Once a week, I have a class period set aside during the school day to provide my students with extra help. I teach English Language Arts so you would think that students would come to me with questions about their homework assignment on GoogleClassroom or to review questions that they got wrong on a test… Continue reading Why do the “Bad Kids” Like Me?
This is a guest post by Lisa Petgrave-Nelson, a graduate of Adelphi University’s School of Social Work. She is a licensed master social worker and a certified health coach. Lisa enjoys spending time with her family, cooking and nature photography. I grew up in St. Albans, Queens and attended Andrew Jackson High School in the early… Continue reading Am I Making The Right Choice to Raise My Children in a Segregated School District?
I grew up on Long Island. My entire education from kindergarten through graduate school was facilitated in schools on Long Island. I live on Long Island still. It is fair to say that Long Island, with all of its pervasive racially, socially, and economic-segregated neighborhoods and schools, is not only a part of New York… Continue reading More Police Presence In Our Schools Is NOT The Answer!
I have a serious inquiry for school administrators: Is a teacher applicant’s race a factor when you consider hiring them? Let me be more specific: Do you think about your minority student demographics and then consider the positive impact that having a teacher who looks like them will have on them? Do any of these… Continue reading Damn! NO Black Teachers Are Being Hired? This Is Crazy!!
(This is a guest post from Erika Sanzi, who lives in Rhode Island. She is a former teacher and school administrator, and blogs at Good School Hunting, where this post first appeared.) Years ago a public pool on the south side of Providence was closed during the summer and many of us didn’t feel that… Continue reading Why Aren’t You Standing Up for Black and Brown Children Now, Guys?

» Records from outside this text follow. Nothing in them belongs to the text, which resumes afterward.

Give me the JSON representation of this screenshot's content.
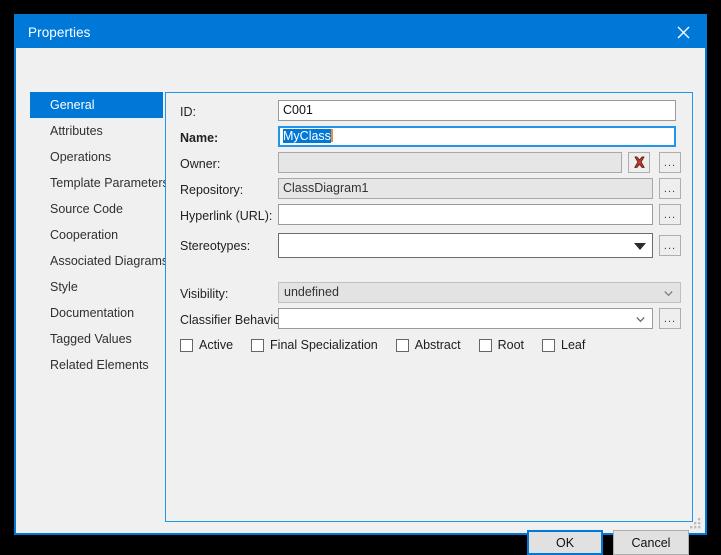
{
  "window": {
    "title": "Properties",
    "close_icon": "close-icon",
    "accent_color": "#0078d7",
    "background_color": "#f0f0f0"
  },
  "sidebar": {
    "items": [
      {
        "label": "General",
        "selected": true
      },
      {
        "label": "Attributes",
        "selected": false
      },
      {
        "label": "Operations",
        "selected": false
      },
      {
        "label": "Template Parameters",
        "selected": false
      },
      {
        "label": "Source Code",
        "selected": false
      },
      {
        "label": "Cooperation",
        "selected": false
      },
      {
        "label": "Associated Diagrams",
        "selected": false
      },
      {
        "label": "Style",
        "selected": false
      },
      {
        "label": "Documentation",
        "selected": false
      },
      {
        "label": "Tagged Values",
        "selected": false
      },
      {
        "label": "Related Elements",
        "selected": false
      }
    ]
  },
  "form": {
    "id": {
      "label": "ID:",
      "value": "C001",
      "placeholder": ""
    },
    "name": {
      "label": "Name:",
      "value": "MyClass",
      "placeholder": ""
    },
    "owner": {
      "label": "Owner:",
      "value": "",
      "placeholder": ""
    },
    "repository": {
      "label": "Repository:",
      "value": "ClassDiagram1",
      "placeholder": ""
    },
    "hyperlink": {
      "label": "Hyperlink (URL):",
      "value": "",
      "placeholder": ""
    },
    "stereotypes": {
      "label": "Stereotypes:",
      "value": "",
      "placeholder": ""
    },
    "visibility": {
      "label": "Visibility:",
      "value": "undefined",
      "placeholder": ""
    },
    "classifier_behavior": {
      "label": "Classifier Behavior:",
      "value": "",
      "placeholder": ""
    },
    "ellipsis_label": "...",
    "clear_icon": "red-x-icon",
    "dropdown_icon": "chevron-down-icon"
  },
  "checkboxes": [
    {
      "label": "Active",
      "checked": false
    },
    {
      "label": "Final Specialization",
      "checked": false
    },
    {
      "label": "Abstract",
      "checked": false
    },
    {
      "label": "Root",
      "checked": false
    },
    {
      "label": "Leaf",
      "checked": false
    }
  ],
  "footer": {
    "ok_label": "OK",
    "cancel_label": "Cancel"
  }
}
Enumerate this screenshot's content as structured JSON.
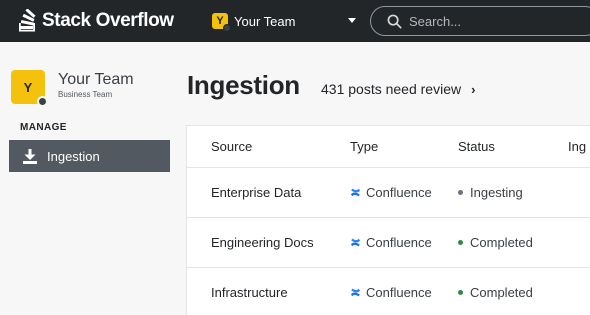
{
  "header": {
    "logo_text": "Stack Overflow",
    "team_badge_letter": "Y",
    "team_name": "Your Team",
    "search_placeholder": "Search..."
  },
  "sidebar": {
    "avatar_letter": "Y",
    "team_name": "Your Team",
    "team_subtitle": "Business Team",
    "section_label": "MANAGE",
    "nav_items": [
      {
        "label": "Ingestion",
        "icon": "download-icon",
        "active": true
      }
    ]
  },
  "main": {
    "title": "Ingestion",
    "review_link": "431 posts need review",
    "table": {
      "columns": [
        "Source",
        "Type",
        "Status",
        "Ing"
      ],
      "rows": [
        {
          "source": "Enterprise Data",
          "type": "Confluence",
          "status": "Ingesting",
          "status_color": "#6a737c"
        },
        {
          "source": "Engineering Docs",
          "type": "Confluence",
          "status": "Completed",
          "status_color": "#2f8a4a"
        },
        {
          "source": "Infrastructure",
          "type": "Confluence",
          "status": "Completed",
          "status_color": "#2f8a4a"
        }
      ]
    }
  },
  "colors": {
    "topbar": "#232629",
    "brand_yellow": "#f4c20d",
    "confluence_blue": "#1f6feb",
    "nav_active": "#525960"
  }
}
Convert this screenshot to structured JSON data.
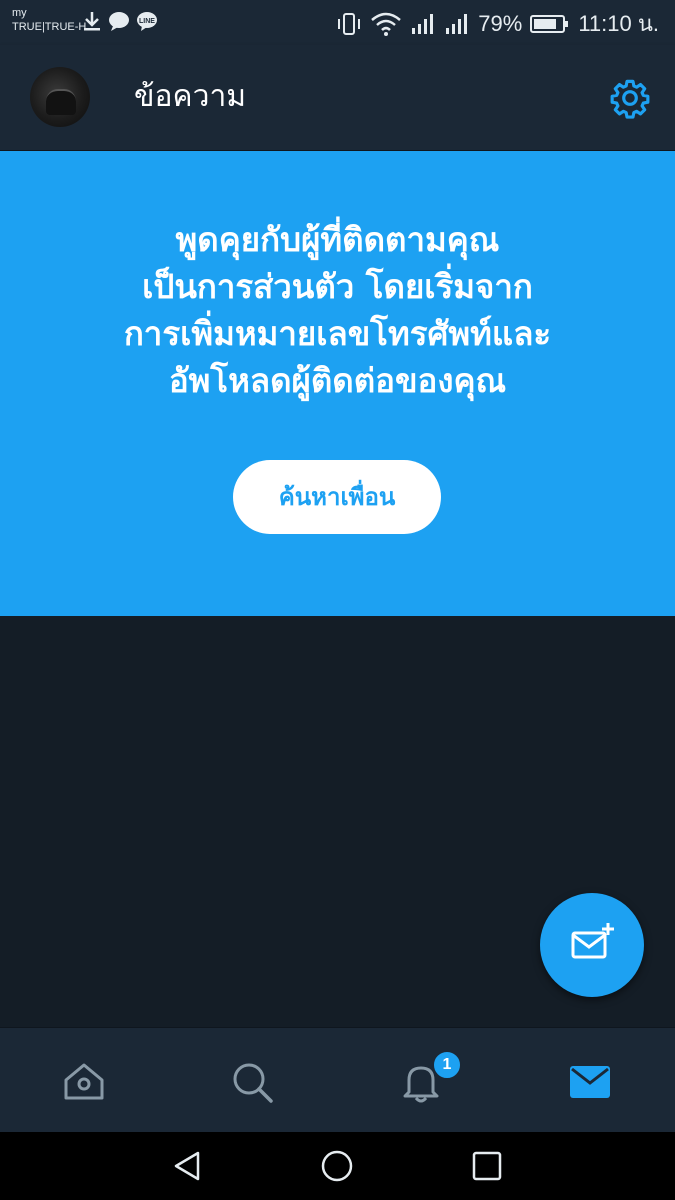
{
  "status_bar": {
    "carrier_top": "my",
    "carrier_bottom": "TRUE|TRUE-H",
    "battery_percent": "79%",
    "time": "11:10 น."
  },
  "header": {
    "title": "ข้อความ",
    "settings_icon": "gear-icon"
  },
  "hero": {
    "lines": [
      "พูดคุยกับผู้ที่ติดตามคุณ",
      "เป็นการส่วนตัว โดยเริ่มจาก",
      "การเพิ่มหมายเลขโทรศัพท์และ",
      "อัพโหลดผู้ติดต่อของคุณ"
    ],
    "button_label": "ค้นหาเพื่อน"
  },
  "fab": {
    "icon": "new-message-icon"
  },
  "bottom_nav": {
    "items": [
      {
        "name": "home",
        "icon": "home-icon"
      },
      {
        "name": "search",
        "icon": "search-icon"
      },
      {
        "name": "notifications",
        "icon": "bell-icon",
        "badge": "1"
      },
      {
        "name": "messages",
        "icon": "mail-icon",
        "active": true
      }
    ]
  },
  "colors": {
    "accent": "#1da1f2",
    "background": "#141d26",
    "bar": "#1b2836",
    "icon_inactive": "#8899a6"
  }
}
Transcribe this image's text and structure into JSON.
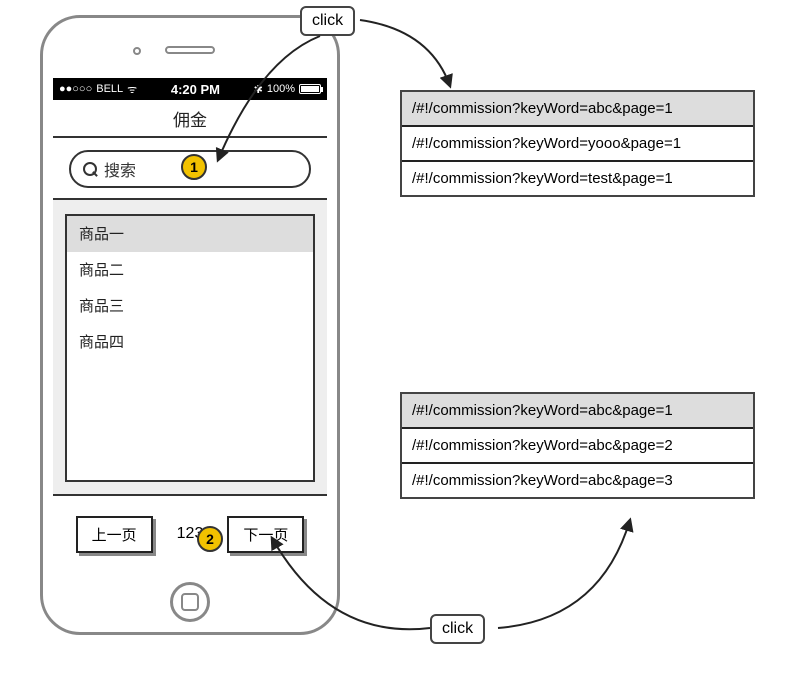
{
  "statusbar": {
    "carrier": "BELL",
    "signal": "●●○○○",
    "wifi": "ᯤ",
    "time": "4:20 PM",
    "bt": "✱",
    "battery_pct": "100%"
  },
  "header": {
    "title": "佣金"
  },
  "search": {
    "placeholder": "搜索"
  },
  "list": {
    "items": [
      "商品一",
      "商品二",
      "商品三",
      "商品四"
    ]
  },
  "pager": {
    "prev": "上一页",
    "nums": "123",
    "next": "下一页"
  },
  "callouts": {
    "top": {
      "label": "click",
      "rows": [
        "/#!/commission?keyWord=abc&page=1",
        "/#!/commission?keyWord=yooo&page=1",
        "/#!/commission?keyWord=test&page=1"
      ]
    },
    "bottom": {
      "label": "click",
      "rows": [
        "/#!/commission?keyWord=abc&page=1",
        "/#!/commission?keyWord=abc&page=2",
        "/#!/commission?keyWord=abc&page=3"
      ]
    }
  },
  "badges": {
    "one": "1",
    "two": "2"
  }
}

This is a guest column by Keciah Bailey, a freelance education journalist. Shadina Charles (see picture above) is a native of Grenada, a cancer survivor, and the mother of four daughters, two of whom attend Hebrew Language Academy Charter School in Mill Basin, Brooklyn. In Morris Heights, Bronx, the alarm sounds at 4:00 a.m. signaling to… Continue reading Shadina Charles’ Story: Homelessness, Cancer, and a Two-Hour Commute Won’t Get in the Way of Her Daughters’ Education
Imagine you are a young person whose parent is in prison. How does that impact you as you walk into school, interact with peers and teachers, and sit down to learn? What makes you feel safe and connected? Five million U.S. children are living this experience. How can we better serve them? What other students… Continue reading Hidden Among Us: Identifying and Supporting Students With An Incarcerated Parent
Prior to publishing my last post, “How Are These White Teachers At A Long Island High School Helping Black Kids Achieve Above- Average Graduation Rates?,” I asked my editor if my position was clear or if I appeared to my readers to be flip-flopping from my original, previously proposed position that the profession needs more teachers… Continue reading In a High-Achieving School That Has 99% Black Students, Why Haven’t More Black Teachers Been Hired?
I only had one Black teacher in my entire K-12 academic career. One. I graduated from Elmont Memorial High School (EMHS) on Long Island almost 25 years ago. I always brag about the quality education that I got there. It really was top-notch. The neighborhood in which we lived and attended school was culturally diverse.… Continue reading How Are These White Teachers At A Long Island High School Helping Black Kids Achieve Above- Average Graduation Rates?
Earlier this year, I wrote about Dual Language programs in New York City schools, and who really benefits from them. Is it the non-English speakers that Chancellor Carmen Fariña touts, or is it the already English-speaking children whose parents, when shut out of Gifted & Talented programs, use the Dual Language option to secure yet… Continue reading Do Dual Language Programs Keep The Language of Privilege From Kids Who Need It Most?